_EXERCISE_
I need all of the entries printed exactly.

_INFORMATION GIVEN_
☆ ☆ ☆ ☆

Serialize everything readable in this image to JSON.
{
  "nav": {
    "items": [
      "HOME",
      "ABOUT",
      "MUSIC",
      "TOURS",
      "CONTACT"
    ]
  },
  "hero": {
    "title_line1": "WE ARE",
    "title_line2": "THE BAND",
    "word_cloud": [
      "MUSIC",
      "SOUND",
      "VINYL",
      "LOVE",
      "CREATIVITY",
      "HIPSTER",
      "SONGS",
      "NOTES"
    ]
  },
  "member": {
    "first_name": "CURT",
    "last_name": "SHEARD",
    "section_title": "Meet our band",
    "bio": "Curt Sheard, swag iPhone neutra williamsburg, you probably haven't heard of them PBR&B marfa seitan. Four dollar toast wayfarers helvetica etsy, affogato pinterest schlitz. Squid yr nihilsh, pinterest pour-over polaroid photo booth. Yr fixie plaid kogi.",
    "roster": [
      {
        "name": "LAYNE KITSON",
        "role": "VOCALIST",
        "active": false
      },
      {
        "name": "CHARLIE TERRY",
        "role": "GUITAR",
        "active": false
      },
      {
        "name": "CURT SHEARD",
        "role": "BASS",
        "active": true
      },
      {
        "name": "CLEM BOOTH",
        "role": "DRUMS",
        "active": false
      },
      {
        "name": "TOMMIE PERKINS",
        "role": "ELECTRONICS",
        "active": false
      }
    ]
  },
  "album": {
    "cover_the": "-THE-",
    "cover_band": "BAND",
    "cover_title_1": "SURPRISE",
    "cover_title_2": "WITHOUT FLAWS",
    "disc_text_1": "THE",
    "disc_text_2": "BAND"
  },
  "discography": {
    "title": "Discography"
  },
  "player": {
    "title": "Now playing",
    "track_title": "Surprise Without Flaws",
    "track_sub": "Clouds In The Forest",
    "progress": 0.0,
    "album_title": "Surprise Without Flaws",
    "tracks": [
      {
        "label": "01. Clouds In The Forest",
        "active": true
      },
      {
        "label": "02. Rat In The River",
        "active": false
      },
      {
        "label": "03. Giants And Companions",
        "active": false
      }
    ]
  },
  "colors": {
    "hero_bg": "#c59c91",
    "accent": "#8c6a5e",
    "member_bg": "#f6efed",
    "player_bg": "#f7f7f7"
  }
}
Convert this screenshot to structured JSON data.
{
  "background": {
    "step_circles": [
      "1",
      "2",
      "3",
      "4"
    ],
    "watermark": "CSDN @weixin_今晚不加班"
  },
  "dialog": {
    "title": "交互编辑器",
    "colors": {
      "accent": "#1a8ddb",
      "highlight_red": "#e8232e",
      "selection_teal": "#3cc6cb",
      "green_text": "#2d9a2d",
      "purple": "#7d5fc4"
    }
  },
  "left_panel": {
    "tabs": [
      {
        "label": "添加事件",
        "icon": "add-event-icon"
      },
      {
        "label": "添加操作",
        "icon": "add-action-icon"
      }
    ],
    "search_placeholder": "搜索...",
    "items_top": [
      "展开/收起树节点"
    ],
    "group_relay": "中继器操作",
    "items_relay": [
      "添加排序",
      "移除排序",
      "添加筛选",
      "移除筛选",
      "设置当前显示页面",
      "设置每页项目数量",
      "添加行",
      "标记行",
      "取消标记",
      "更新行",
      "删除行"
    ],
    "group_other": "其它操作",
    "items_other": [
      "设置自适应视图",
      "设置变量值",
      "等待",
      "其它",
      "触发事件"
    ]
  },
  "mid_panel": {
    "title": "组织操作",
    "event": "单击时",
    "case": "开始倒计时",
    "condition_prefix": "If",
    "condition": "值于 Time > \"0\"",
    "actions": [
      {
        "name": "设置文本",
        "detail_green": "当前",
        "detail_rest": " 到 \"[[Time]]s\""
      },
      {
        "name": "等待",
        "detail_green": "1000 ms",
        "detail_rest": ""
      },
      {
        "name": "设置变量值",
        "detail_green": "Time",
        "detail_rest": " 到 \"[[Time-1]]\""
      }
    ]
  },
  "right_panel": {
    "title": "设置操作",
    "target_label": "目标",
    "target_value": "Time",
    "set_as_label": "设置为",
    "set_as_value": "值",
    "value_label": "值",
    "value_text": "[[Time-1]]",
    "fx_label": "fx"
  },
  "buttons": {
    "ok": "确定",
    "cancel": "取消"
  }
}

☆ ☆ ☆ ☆

_WORKED SOLUTION_
Serialize everything readable in this image to JSON.
{
  "nav": {
    "items": [
      "HOME",
      "ABOUT",
      "MUSIC",
      "TOURS",
      "CONTACT"
    ]
  },
  "hero": {
    "title_line1": "WE ARE",
    "title_line2": "THE BAND",
    "word_cloud": [
      "MUSIC",
      "SOUND",
      "VINYL",
      "LOVE",
      "CREATIVITY",
      "HIPSTER",
      "SONGS",
      "NOTES"
    ]
  },
  "member": {
    "first_name": "CURT",
    "last_name": "SHEARD",
    "section_title": "Meet our band",
    "bio": "Curt Sheard, swag iPhone neutra williamsburg, you probably haven't heard of them PBR&B marfa seitan. Four dollar toast wayfarers helvetica etsy, affogato pinterest schlitz. Squid yr nihilsh, pinterest pour-over polaroid photo booth. Yr fixie plaid kogi.",
    "roster": [
      {
        "name": "LAYNE KITSON",
        "role": "VOCALIST",
        "active": false
      },
      {
        "name": "CHARLIE TERRY",
        "role": "GUITAR",
        "active": false
      },
      {
        "name": "CURT SHEARD",
        "role": "BASS",
        "active": true
      },
      {
        "name": "CLEM BOOTH",
        "role": "DRUMS",
        "active": false
      },
      {
        "name": "TOMMIE PERKINS",
        "role": "ELECTRONICS",
        "active": false
      }
    ]
  },
  "album": {
    "cover_the": "-THE-",
    "cover_band": "BAND",
    "cover_title_1": "SURPRISE",
    "cover_title_2": "WITHOUT FLAWS",
    "disc_text_1": "THE",
    "disc_text_2": "BAND"
  },
  "discography": {
    "title": "Discography"
  },
  "player": {
    "title": "Now playing",
    "track_title": "Surprise Without Flaws",
    "track_sub": "Clouds In The Forest",
    "progress": 0.0,
    "album_title": "Surprise Without Flaws",
    "tracks": [
      {
        "label": "01. Clouds In The Forest",
        "active": true
      },
      {
        "label": "02. Rat In The River",
        "active": false
      },
      {
        "label": "03. Giants And Companions",
        "active": false
      }
    ]
  },
  "colors": {
    "hero_bg": "#c59c91",
    "accent": "#8c6a5e",
    "member_bg": "#f6efed",
    "player_bg": "#f7f7f7"
  }
}
Convert this screenshot to structured JSON data.
{
  "background": {
    "step_circles": [
      "1",
      "2",
      "3",
      "4"
    ],
    "watermark": "CSDN @weixin_今晚不加班"
  },
  "dialog": {
    "title": "交互编辑器",
    "colors": {
      "accent": "#1a8ddb",
      "highlight_red": "#e8232e",
      "selection_teal": "#3cc6cb",
      "green_text": "#2d9a2d",
      "purple": "#7d5fc4"
    }
  },
  "left_panel": {
    "tabs": [
      {
        "label": "添加事件",
        "icon": "add-event-icon"
      },
      {
        "label": "添加操作",
        "icon": "add-action-icon"
      }
    ],
    "search_placeholder": "搜索...",
    "items_top": [
      "展开/收起树节点"
    ],
    "group_relay": "中继器操作",
    "items_relay": [
      "添加排序",
      "移除排序",
      "添加筛选",
      "移除筛选",
      "设置当前显示页面",
      "设置每页项目数量",
      "添加行",
      "标记行",
      "取消标记",
      "更新行",
      "删除行"
    ],
    "group_other": "其它操作",
    "items_other": [
      "设置自适应视图",
      "设置变量值",
      "等待",
      "其它",
      "触发事件"
    ]
  },
  "mid_panel": {
    "title": "组织操作",
    "event": "单击时",
    "case": "开始倒计时",
    "condition_prefix": "If",
    "condition": "值于 Time > \"0\"",
    "actions": [
      {
        "name": "设置文本",
        "detail_green": "当前",
        "detail_rest": " 到 \"[[Time]]s\""
      },
      {
        "name": "等待",
        "detail_green": "1000 ms",
        "detail_rest": ""
      },
      {
        "name": "设置变量值",
        "detail_green": "Time",
        "detail_rest": " 到 \"[[Time-1]]\""
      }
    ]
  },
  "right_panel": {
    "title": "设置操作",
    "target_label": "目标",
    "target_value": "Time",
    "set_as_label": "设置为",
    "set_as_value": "值",
    "value_label": "值",
    "value_text": "[[Time-1]]",
    "fx_label": "fx"
  },
  "buttons": {
    "ok": "确定",
    "cancel": "取消"
  }
}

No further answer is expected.